Despite the relatively high frequency of gastrointestinal (GI) disorders in individuals with type 1 diabetes (T1D), termed diabetic enteropathy (DE), the pathogenic mechanisms of these disorders remain to be elucidated. While previous studies have assumed that DE is a manifestation of diabetic autonomic neuropathy, other contributing factors such as enteric hormones, inflammation, and microbiota were later recognized. More recently, the emerging role of intestinal stem cells (ISCs) in several GI diseases has led to a new understanding of DE. Given the absence of diagnostic methods and the lack of broadly efficacious therapeutic remedies in DE, targeting factors and pathways that control ISC homeostasis and are dysfunctional in DE may represent a new path for the detection and cure of DE. Diabetes is a multiorgan disease that also targets the gastrointestinal (GI) tract, leading to the development of diabetic enteropathy (DE).DE is poorly characterized thus far, despite its high frequency in both type 1 and type 2 diabetic individuals.Recent evidence suggests that DE as well as other GI diseases may arise due to an alteration in intestinal stem cell (ISC) homeostasis.Because few diagnostic and therapeutic approaches are available in DE, targeting novel mechanisms of disease such as disruption of ISCs is essential.Considering the difficulties encountered by cell therapy, targeting hormonal-like axes that control ISCs and their homeostasis, such as with ecto-TMEM219, may represent a novel strategy to treat GI diseases and DE.

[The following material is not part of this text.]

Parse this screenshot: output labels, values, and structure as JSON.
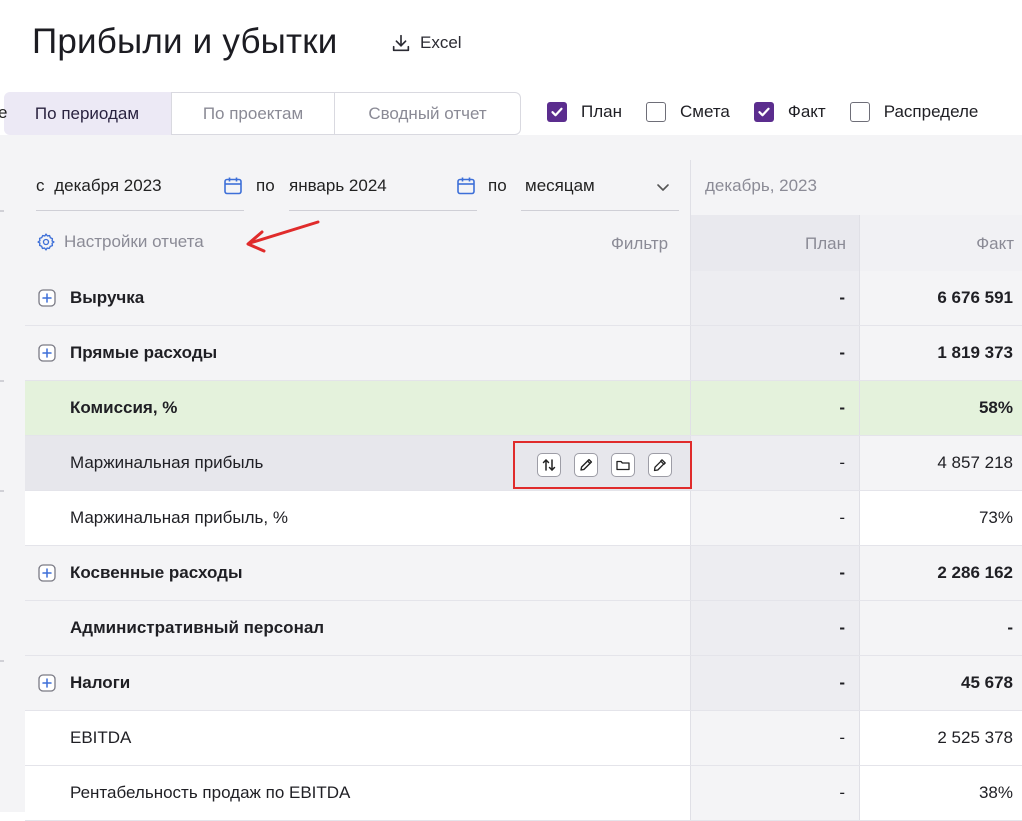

- Circulating enterotrophic hormones
- Diabetic enteropathy
- Gastrointestinal disorders
- Intestinal stem cells
ASJC Scopus subject areas
- Endocrinology, Diabetes and Metabolism